European villas and New England farmhouses have a lot more in common than you’d think. They both have a deep-rooted kinship with the natural world. Views are paramount. Unadulterated materials — field stone, clay tile, knotty pine, brick — reign supreme. High ceilings and tall windows lend an airiness with which modern homes cannot compete.
Now imagine the two styles together as one. Would they wage a war? Would one dominate the other?
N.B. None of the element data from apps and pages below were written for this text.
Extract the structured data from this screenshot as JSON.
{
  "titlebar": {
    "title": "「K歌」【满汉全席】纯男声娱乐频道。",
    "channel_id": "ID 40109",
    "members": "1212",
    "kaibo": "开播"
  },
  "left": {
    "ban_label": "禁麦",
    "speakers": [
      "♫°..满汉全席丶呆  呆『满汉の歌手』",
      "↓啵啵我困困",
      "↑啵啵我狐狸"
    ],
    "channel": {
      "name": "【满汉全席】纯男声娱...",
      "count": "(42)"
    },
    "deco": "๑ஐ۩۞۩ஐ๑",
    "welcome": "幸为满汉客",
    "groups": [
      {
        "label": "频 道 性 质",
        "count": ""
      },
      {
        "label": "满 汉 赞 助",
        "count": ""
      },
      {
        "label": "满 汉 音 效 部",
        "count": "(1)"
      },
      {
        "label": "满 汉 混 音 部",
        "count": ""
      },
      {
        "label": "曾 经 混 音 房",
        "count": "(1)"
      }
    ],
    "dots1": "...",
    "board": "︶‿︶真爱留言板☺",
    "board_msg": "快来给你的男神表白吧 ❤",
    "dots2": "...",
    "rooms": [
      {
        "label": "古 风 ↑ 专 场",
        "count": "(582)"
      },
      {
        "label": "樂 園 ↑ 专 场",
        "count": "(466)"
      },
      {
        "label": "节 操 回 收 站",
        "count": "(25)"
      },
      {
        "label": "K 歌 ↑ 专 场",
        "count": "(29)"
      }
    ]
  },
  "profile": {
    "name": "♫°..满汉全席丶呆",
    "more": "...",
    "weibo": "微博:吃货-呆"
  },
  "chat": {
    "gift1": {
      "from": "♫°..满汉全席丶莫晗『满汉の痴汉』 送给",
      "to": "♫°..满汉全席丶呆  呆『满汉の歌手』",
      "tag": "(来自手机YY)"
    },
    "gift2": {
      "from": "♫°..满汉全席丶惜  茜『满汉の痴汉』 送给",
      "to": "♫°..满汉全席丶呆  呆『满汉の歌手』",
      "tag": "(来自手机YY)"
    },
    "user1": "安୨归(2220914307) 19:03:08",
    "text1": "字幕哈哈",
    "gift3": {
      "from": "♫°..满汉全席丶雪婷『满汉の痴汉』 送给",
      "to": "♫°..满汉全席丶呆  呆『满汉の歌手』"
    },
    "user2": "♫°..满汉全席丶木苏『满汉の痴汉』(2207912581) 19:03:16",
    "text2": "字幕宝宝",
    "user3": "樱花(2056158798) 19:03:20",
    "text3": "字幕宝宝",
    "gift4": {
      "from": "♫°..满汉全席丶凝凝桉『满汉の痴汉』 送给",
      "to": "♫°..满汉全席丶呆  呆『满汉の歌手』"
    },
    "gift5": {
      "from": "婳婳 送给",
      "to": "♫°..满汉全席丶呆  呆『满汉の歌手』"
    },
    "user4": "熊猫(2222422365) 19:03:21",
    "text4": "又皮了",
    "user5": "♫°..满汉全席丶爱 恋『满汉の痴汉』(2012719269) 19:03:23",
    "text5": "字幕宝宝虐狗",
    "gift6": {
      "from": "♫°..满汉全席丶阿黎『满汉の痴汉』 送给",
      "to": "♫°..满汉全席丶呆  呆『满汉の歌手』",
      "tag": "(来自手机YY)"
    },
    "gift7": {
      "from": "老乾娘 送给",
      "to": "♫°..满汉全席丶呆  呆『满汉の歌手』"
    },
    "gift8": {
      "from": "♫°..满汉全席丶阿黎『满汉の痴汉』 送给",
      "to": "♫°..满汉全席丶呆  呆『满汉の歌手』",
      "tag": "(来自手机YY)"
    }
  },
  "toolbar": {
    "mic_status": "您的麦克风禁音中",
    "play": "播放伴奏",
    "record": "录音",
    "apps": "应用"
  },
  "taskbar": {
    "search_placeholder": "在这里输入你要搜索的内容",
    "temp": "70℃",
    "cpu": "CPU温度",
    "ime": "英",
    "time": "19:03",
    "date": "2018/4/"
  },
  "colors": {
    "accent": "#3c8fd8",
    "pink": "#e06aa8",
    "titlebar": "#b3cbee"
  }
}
Would the amalgamation erase the good in both to create the Frankenstein’s monster of architectural design?
If 256 East Shore Road in Jamestown offers any indication, the Old World and the New World can work together, and beautifully (don’t let the Revolutionary War fool you). This new-to-market property, which overlooks Gould Island on Jamestown’s eastern shore, served as farmland owned by preeminent Jamestowner, John Carr, during the eighteenth century. According to a 1995 architectural survey published by the Rhode Island Historical Preservation and Heritage Commission, the main farmhouse was built in 1875 for Isaac Howland and stayed in his family for seventy years, where his descendants raised poultry and cattle.
Fast forward to the late 1970s, when globetrotters W. Howard Morrison and Jone Pashalian purchased the estate. Howard’s father owned Morrison’s Typewriters on Thayer Street in Providence, while Jone ran her eponymous and much-beloved imports shop, Jone Pasha, right around the corner on Waterman. The pair made their mark on the place for nearly twenty-five years. In 2005, the home was sold to a real estate investor out of Texas, who continued honing its eclectic spirit while adding ample square footage to its existing footprint.
The result is nothing short of a design marvel: familiar yet exotic, and wholly evocative. Here’s your House Lust: